▶ [WHAT YOU HAVE TO DO]: Before you finish, make sure every line below has been written out exactly.
━━━━━ SOURCE RECORDS
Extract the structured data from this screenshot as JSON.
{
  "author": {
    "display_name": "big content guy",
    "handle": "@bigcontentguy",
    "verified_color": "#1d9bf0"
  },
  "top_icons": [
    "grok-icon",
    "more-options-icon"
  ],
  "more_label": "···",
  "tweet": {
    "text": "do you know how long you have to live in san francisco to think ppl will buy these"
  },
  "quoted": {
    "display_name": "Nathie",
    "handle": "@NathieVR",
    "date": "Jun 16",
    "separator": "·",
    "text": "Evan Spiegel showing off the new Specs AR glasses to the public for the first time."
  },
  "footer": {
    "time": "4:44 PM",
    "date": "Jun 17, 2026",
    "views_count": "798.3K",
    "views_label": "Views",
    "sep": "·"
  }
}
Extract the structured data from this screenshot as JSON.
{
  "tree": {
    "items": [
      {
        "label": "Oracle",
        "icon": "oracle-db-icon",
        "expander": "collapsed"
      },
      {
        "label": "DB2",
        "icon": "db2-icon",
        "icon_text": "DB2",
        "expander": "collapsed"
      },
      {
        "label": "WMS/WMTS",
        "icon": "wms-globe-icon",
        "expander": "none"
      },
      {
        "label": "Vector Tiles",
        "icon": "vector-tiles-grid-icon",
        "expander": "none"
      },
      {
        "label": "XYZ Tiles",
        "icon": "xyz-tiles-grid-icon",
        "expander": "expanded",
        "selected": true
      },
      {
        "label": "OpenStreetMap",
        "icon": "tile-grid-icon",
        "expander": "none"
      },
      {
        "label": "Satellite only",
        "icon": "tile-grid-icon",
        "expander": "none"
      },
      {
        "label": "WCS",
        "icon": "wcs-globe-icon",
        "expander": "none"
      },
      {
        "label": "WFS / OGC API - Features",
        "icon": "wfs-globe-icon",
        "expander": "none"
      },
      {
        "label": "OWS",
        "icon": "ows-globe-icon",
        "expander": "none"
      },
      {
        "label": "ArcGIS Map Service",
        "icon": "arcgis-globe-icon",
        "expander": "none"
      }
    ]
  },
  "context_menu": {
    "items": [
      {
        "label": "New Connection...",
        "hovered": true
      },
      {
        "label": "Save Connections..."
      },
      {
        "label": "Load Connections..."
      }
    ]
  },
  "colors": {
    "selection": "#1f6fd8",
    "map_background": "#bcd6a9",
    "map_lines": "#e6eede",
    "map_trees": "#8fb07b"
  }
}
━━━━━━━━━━
▶ [YOUR RESPONSE]:
Extract the structured data from this screenshot as JSON.
{
  "author": {
    "display_name": "big content guy",
    "handle": "@bigcontentguy",
    "verified_color": "#1d9bf0"
  },
  "top_icons": [
    "grok-icon",
    "more-options-icon"
  ],
  "more_label": "···",
  "tweet": {
    "text": "do you know how long you have to live in san francisco to think ppl will buy these"
  },
  "quoted": {
    "display_name": "Nathie",
    "handle": "@NathieVR",
    "date": "Jun 16",
    "separator": "·",
    "text": "Evan Spiegel showing off the new Specs AR glasses to the public for the first time."
  },
  "footer": {
    "time": "4:44 PM",
    "date": "Jun 17, 2026",
    "views_count": "798.3K",
    "views_label": "Views",
    "sep": "·"
  }
}
Extract the structured data from this screenshot as JSON.
{
  "tree": {
    "items": [
      {
        "label": "Oracle",
        "icon": "oracle-db-icon",
        "expander": "collapsed"
      },
      {
        "label": "DB2",
        "icon": "db2-icon",
        "icon_text": "DB2",
        "expander": "collapsed"
      },
      {
        "label": "WMS/WMTS",
        "icon": "wms-globe-icon",
        "expander": "none"
      },
      {
        "label": "Vector Tiles",
        "icon": "vector-tiles-grid-icon",
        "expander": "none"
      },
      {
        "label": "XYZ Tiles",
        "icon": "xyz-tiles-grid-icon",
        "expander": "expanded",
        "selected": true
      },
      {
        "label": "OpenStreetMap",
        "icon": "tile-grid-icon",
        "expander": "none"
      },
      {
        "label": "Satellite only",
        "icon": "tile-grid-icon",
        "expander": "none"
      },
      {
        "label": "WCS",
        "icon": "wcs-globe-icon",
        "expander": "none"
      },
      {
        "label": "WFS / OGC API - Features",
        "icon": "wfs-globe-icon",
        "expander": "none"
      },
      {
        "label": "OWS",
        "icon": "ows-globe-icon",
        "expander": "none"
      },
      {
        "label": "ArcGIS Map Service",
        "icon": "arcgis-globe-icon",
        "expander": "none"
      }
    ]
  },
  "context_menu": {
    "items": [
      {
        "label": "New Connection...",
        "hovered": true
      },
      {
        "label": "Save Connections..."
      },
      {
        "label": "Load Connections..."
      }
    ]
  },
  "colors": {
    "selection": "#1f6fd8",
    "map_background": "#bcd6a9",
    "map_lines": "#e6eede",
    "map_trees": "#8fb07b"
  }
}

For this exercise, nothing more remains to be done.